(EXTRACTED ENTRIES)
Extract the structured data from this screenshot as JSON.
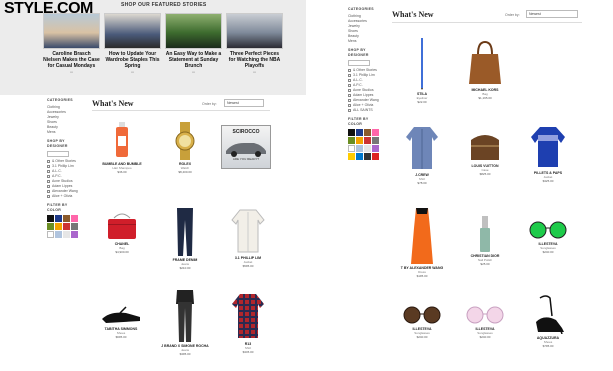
{
  "site": {
    "logo": "STYLE.COM"
  },
  "featured": {
    "heading": "SHOP OUR FEATURED STORIES",
    "cards": [
      {
        "title": "Caroline Brasch Nielsen Makes the Case for Casual Mondays"
      },
      {
        "title": "How to Update Your Wardrobe Staples This Spring"
      },
      {
        "title": "An Easy Way to Make a Statement at Sunday Brunch"
      },
      {
        "title": "Three Perfect Pieces for Watching the NBA Playoffs"
      }
    ]
  },
  "left": {
    "page_title": "What's New",
    "sort_label": "Order by:",
    "sort_value": "Newest",
    "categories": [
      "Clothing",
      "Accessories",
      "Jewelry",
      "Shoes",
      "Beauty",
      "Mens"
    ],
    "designers_heading": "SHOP BY DESIGNER",
    "designers": [
      "& Other Stories",
      "3.1 Phillip Lim",
      "A.L.C.",
      "A.P.C.",
      "Acne Studios",
      "Adam Lippes",
      "Alexander Wang",
      "Alice + Olivia"
    ],
    "color_heading": "FILTER BY COLOR",
    "colors": [
      "#111111",
      "#1e3a8a",
      "#8b5a2b",
      "#ff66aa",
      "#6b8e23",
      "#f4a300",
      "#cc3333",
      "#777777",
      "#ffffff",
      "#b0c4de",
      "#e6e6e6",
      "#aa66cc"
    ],
    "products": [
      {
        "name": "BUMBLE AND BUMBLE",
        "sub": "Hair Shampoo",
        "price": "$36.00"
      },
      {
        "name": "ROLEX",
        "sub": "Watch",
        "price": "$8,400.00"
      },
      {
        "name": "CHANEL",
        "sub": "Bag",
        "price": "$4,900.00"
      },
      {
        "name": "FRAME DENIM",
        "sub": "Jeans",
        "price": "$210.00"
      },
      {
        "name": "3.1 PHILLIP LIM",
        "sub": "Jacket",
        "price": "$595.00"
      },
      {
        "name": "TABITHA SIMMONS",
        "sub": "Shoes",
        "price": "$695.00"
      },
      {
        "name": "J BRAND X SIMONE ROCHA",
        "sub": "Jeans",
        "price": "$395.00"
      },
      {
        "name": "R13",
        "sub": "Shirt",
        "price": "$345.00"
      }
    ],
    "ad": {
      "brand": "SCIROCCO",
      "caption": "ARE YOU READY?"
    }
  },
  "right": {
    "page_title": "What's New",
    "sort_label": "Order by:",
    "sort_value": "Newest",
    "categories": [
      "Clothing",
      "Accessories",
      "Jewelry",
      "Shoes",
      "Beauty",
      "Mens"
    ],
    "designers_heading": "SHOP BY DESIGNER",
    "designers": [
      "& Other Stories",
      "3.1 Phillip Lim",
      "A.L.C.",
      "A.P.C.",
      "Acne Studios",
      "Adam Lippes",
      "Alexander Wang",
      "Alice + Olivia",
      "ALL SAINTS"
    ],
    "color_heading": "FILTER BY COLOR",
    "colors": [
      "#111111",
      "#1e3a8a",
      "#8b5a2b",
      "#ff66aa",
      "#6b8e23",
      "#f4a300",
      "#cc3333",
      "#777777",
      "#ffffff",
      "#b0c4de",
      "#e6e6e6",
      "#aa66cc",
      "#ffcc00",
      "#0077cc",
      "#333333",
      "#dd2222"
    ],
    "products": [
      {
        "name": "STILA",
        "sub": "Eyeliner",
        "price": "$22.00"
      },
      {
        "name": "MICHAEL KORS",
        "sub": "Bag",
        "price": "$1,195.00"
      },
      {
        "name": "J.CREW",
        "sub": "Shirt",
        "price": "$78.00"
      },
      {
        "name": "LOUIS VUITTON",
        "sub": "Case",
        "price": "$825.00"
      },
      {
        "name": "PILLETS & PAPS",
        "sub": "Jacket",
        "price": "$325.00"
      },
      {
        "name": "T BY ALEXANDER WANG",
        "sub": "Dress",
        "price": "$195.00"
      },
      {
        "name": "CHRISTIAN DIOR",
        "sub": "Nail Polish",
        "price": "$25.00"
      },
      {
        "name": "ILLESTEVA",
        "sub": "Sunglasses",
        "price": "$240.00"
      },
      {
        "name": "ILLESTEVA",
        "sub": "Sunglasses",
        "price": "$240.00"
      },
      {
        "name": "ILLESTEVA",
        "sub": "Sunglasses",
        "price": "$240.00"
      },
      {
        "name": "AQUAZZURA",
        "sub": "Shoes",
        "price": "$795.00"
      }
    ]
  }
}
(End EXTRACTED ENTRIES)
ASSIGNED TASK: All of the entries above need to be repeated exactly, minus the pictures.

TASK RESPONSE:
Extract the structured data from this screenshot as JSON.
{
  "site": {
    "logo": "STYLE.COM"
  },
  "featured": {
    "heading": "SHOP OUR FEATURED STORIES",
    "cards": [
      {
        "title": "Caroline Brasch Nielsen Makes the Case for Casual Mondays"
      },
      {
        "title": "How to Update Your Wardrobe Staples This Spring"
      },
      {
        "title": "An Easy Way to Make a Statement at Sunday Brunch"
      },
      {
        "title": "Three Perfect Pieces for Watching the NBA Playoffs"
      }
    ]
  },
  "left": {
    "page_title": "What's New",
    "sort_label": "Order by:",
    "sort_value": "Newest",
    "categories": [
      "Clothing",
      "Accessories",
      "Jewelry",
      "Shoes",
      "Beauty",
      "Mens"
    ],
    "designers_heading": "SHOP BY DESIGNER",
    "designers": [
      "& Other Stories",
      "3.1 Phillip Lim",
      "A.L.C.",
      "A.P.C.",
      "Acne Studios",
      "Adam Lippes",
      "Alexander Wang",
      "Alice + Olivia"
    ],
    "color_heading": "FILTER BY COLOR",
    "colors": [
      "#111111",
      "#1e3a8a",
      "#8b5a2b",
      "#ff66aa",
      "#6b8e23",
      "#f4a300",
      "#cc3333",
      "#777777",
      "#ffffff",
      "#b0c4de",
      "#e6e6e6",
      "#aa66cc"
    ],
    "products": [
      {
        "name": "BUMBLE AND BUMBLE",
        "sub": "Hair Shampoo",
        "price": "$36.00"
      },
      {
        "name": "ROLEX",
        "sub": "Watch",
        "price": "$8,400.00"
      },
      {
        "name": "CHANEL",
        "sub": "Bag",
        "price": "$4,900.00"
      },
      {
        "name": "FRAME DENIM",
        "sub": "Jeans",
        "price": "$210.00"
      },
      {
        "name": "3.1 PHILLIP LIM",
        "sub": "Jacket",
        "price": "$595.00"
      },
      {
        "name": "TABITHA SIMMONS",
        "sub": "Shoes",
        "price": "$695.00"
      },
      {
        "name": "J BRAND X SIMONE ROCHA",
        "sub": "Jeans",
        "price": "$395.00"
      },
      {
        "name": "R13",
        "sub": "Shirt",
        "price": "$345.00"
      }
    ],
    "ad": {
      "brand": "SCIROCCO",
      "caption": "ARE YOU READY?"
    }
  },
  "right": {
    "page_title": "What's New",
    "sort_label": "Order by:",
    "sort_value": "Newest",
    "categories": [
      "Clothing",
      "Accessories",
      "Jewelry",
      "Shoes",
      "Beauty",
      "Mens"
    ],
    "designers_heading": "SHOP BY DESIGNER",
    "designers": [
      "& Other Stories",
      "3.1 Phillip Lim",
      "A.L.C.",
      "A.P.C.",
      "Acne Studios",
      "Adam Lippes",
      "Alexander Wang",
      "Alice + Olivia",
      "ALL SAINTS"
    ],
    "color_heading": "FILTER BY COLOR",
    "colors": [
      "#111111",
      "#1e3a8a",
      "#8b5a2b",
      "#ff66aa",
      "#6b8e23",
      "#f4a300",
      "#cc3333",
      "#777777",
      "#ffffff",
      "#b0c4de",
      "#e6e6e6",
      "#aa66cc",
      "#ffcc00",
      "#0077cc",
      "#333333",
      "#dd2222"
    ],
    "products": [
      {
        "name": "STILA",
        "sub": "Eyeliner",
        "price": "$22.00"
      },
      {
        "name": "MICHAEL KORS",
        "sub": "Bag",
        "price": "$1,195.00"
      },
      {
        "name": "J.CREW",
        "sub": "Shirt",
        "price": "$78.00"
      },
      {
        "name": "LOUIS VUITTON",
        "sub": "Case",
        "price": "$825.00"
      },
      {
        "name": "PILLETS & PAPS",
        "sub": "Jacket",
        "price": "$325.00"
      },
      {
        "name": "T BY ALEXANDER WANG",
        "sub": "Dress",
        "price": "$195.00"
      },
      {
        "name": "CHRISTIAN DIOR",
        "sub": "Nail Polish",
        "price": "$25.00"
      },
      {
        "name": "ILLESTEVA",
        "sub": "Sunglasses",
        "price": "$240.00"
      },
      {
        "name": "ILLESTEVA",
        "sub": "Sunglasses",
        "price": "$240.00"
      },
      {
        "name": "ILLESTEVA",
        "sub": "Sunglasses",
        "price": "$240.00"
      },
      {
        "name": "AQUAZZURA",
        "sub": "Shoes",
        "price": "$795.00"
      }
    ]
  }
}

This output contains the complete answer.